The challenges that India faces in the WTO are more formidable since the issues that have been raised could affect several sectors, not the least, agriculture. At stake are three issues: export subsidies for non-agricultural products, agricultural subsidies, and India’s recent tariff increases for mobile phones.

In 2018, the US complained to WTO’s Dispute Settlement Body (DSB) against India’s major export subsidies, namely, Merchandise Exports from India Scheme (MEIS), Export Oriented Units Scheme and support extended to Special Economic Zones. India could use these subsidies so long as its per capita GNP was below $1,000. With India’s GNP having exceeded this threshold, export subsidies came under the scanner. The initial response of the government on the issue of export subsidies is forward looking.

The new Commerce and Industry minister gave an unambiguous message in his first meeting of the Board of Trade on June 6, that industry would have to think beyond subsidies and to seek ways of improving efficiency.

Farm subsidies

Several countries have targeted India’s agriculture subsidies. They argued that these subsidies are well above the limit set by the AoA, which is 10 per cent of the value of production for every product. The US has questioned subsidies provided to rice and wheat, while Brazil, Australia and Guatemala have gone a step further and have initiated disputes against India’s sugarcane subsidies.

Three more countries, Thailand, Costa Rica and the Russian Federation have joined the dispute as third parties. The complainants argue that India has substantially increased production-related subsidies for sugarcane provided by both the Central and State governments and, as a result, the country has breached its commitment to limit sugarcane subsidies.

The complainants also argue that the Central and State governments provide subsidies for exporting sugar, which it cannot under the AoA rules, since these subsidies were notified to the WTO. Thus, the politically sensitive sugarcane faces testing times.

In his 2018-19 Budget Speech, the then Finance Minister announced the government’s decision to increase import tariffs on mobile phones to encourage domestic manufacturing. The EU and Japan have challenged this decision, complaining to the DSB that India had agreed not to impose tariffs on these products. Six other countries, Thailand, Canada, China, Chinese Taipei, the US and Singapore, have joined the dispute as third parties. The disputes challenge the government’s policy to use import tariffs to not only provide protection to the domestic producers from import competition, but to also indirectly incentivise domestic production.

The most significant of the challenges awaiting the government is the future course of RCEP negotiations. The negotiations were on hold for the past few months as the governments in two of the largest economies, India and Indonesia, were seeking fresh mandates from their electorates. Countries driving the RCEP negotiations have been seeking deep cuts in import tariffs in almost all sectors.
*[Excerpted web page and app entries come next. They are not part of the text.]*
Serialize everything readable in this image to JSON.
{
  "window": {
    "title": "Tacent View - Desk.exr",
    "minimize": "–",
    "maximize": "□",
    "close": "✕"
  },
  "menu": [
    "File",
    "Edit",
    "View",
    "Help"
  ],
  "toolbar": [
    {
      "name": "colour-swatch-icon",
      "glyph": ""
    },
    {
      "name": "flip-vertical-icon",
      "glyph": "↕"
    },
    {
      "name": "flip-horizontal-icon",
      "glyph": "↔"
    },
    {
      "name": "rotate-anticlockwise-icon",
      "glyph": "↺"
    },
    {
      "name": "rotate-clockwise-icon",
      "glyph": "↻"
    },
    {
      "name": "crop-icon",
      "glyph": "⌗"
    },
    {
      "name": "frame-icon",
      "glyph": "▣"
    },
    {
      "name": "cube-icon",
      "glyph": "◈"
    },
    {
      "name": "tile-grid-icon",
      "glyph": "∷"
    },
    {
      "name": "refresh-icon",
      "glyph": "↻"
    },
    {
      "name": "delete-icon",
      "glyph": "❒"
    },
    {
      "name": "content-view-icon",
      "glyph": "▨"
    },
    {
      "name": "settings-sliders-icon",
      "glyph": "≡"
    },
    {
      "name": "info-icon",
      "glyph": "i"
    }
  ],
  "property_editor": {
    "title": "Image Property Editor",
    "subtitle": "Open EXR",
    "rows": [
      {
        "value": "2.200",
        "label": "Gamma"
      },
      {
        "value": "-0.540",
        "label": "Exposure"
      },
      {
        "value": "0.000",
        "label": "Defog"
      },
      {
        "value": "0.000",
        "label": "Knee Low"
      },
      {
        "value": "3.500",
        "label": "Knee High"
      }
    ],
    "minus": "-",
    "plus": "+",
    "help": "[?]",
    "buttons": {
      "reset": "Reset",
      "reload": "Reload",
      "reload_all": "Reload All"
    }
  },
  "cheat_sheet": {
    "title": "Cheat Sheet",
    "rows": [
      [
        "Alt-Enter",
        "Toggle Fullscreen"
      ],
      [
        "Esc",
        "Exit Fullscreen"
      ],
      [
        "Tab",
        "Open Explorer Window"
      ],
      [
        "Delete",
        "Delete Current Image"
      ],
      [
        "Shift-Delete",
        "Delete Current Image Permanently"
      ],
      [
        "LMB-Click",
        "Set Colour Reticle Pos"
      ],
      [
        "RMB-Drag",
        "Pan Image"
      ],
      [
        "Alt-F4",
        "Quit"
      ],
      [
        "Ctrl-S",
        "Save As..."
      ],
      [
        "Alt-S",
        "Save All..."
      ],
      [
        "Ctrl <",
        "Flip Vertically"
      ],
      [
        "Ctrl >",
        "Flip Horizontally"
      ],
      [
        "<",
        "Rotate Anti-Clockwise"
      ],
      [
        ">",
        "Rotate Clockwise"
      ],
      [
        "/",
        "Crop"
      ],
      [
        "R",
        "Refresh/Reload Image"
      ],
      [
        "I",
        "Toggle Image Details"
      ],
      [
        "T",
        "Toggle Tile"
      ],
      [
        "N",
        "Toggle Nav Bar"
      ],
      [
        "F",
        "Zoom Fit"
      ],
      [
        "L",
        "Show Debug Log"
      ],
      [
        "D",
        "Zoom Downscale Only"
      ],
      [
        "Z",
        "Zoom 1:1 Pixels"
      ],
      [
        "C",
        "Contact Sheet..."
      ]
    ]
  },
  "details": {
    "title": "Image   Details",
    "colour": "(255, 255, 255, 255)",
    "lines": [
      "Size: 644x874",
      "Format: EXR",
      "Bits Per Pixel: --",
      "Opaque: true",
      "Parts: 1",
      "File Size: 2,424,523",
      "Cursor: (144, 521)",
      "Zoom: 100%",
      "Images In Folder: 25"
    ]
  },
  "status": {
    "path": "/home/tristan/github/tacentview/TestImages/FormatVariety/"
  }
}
While this is the most immediate challenge from the RCEP, inclusion of areas like e-commerce and investment could bring commitments that conflict with the policies of the government. For instance, India has firmly stated its position on data localisation, which several RPCs (RCEP participating countries) do not support. Also, India has its model investment protection law that is different from the one that is backed by RPCs.

After nearly three decades of its tryst with globalisation, India’s trade policy faces formidable challenges.

Most of the challenges stem from structural infirmities in the domestic economy, which require a medium-term perspective. The government must recognise that it has obtained the political mandate to develop such a perspective.

The writer is Professor at the Centre for Economic Studies and Planning, JNU, New Delhi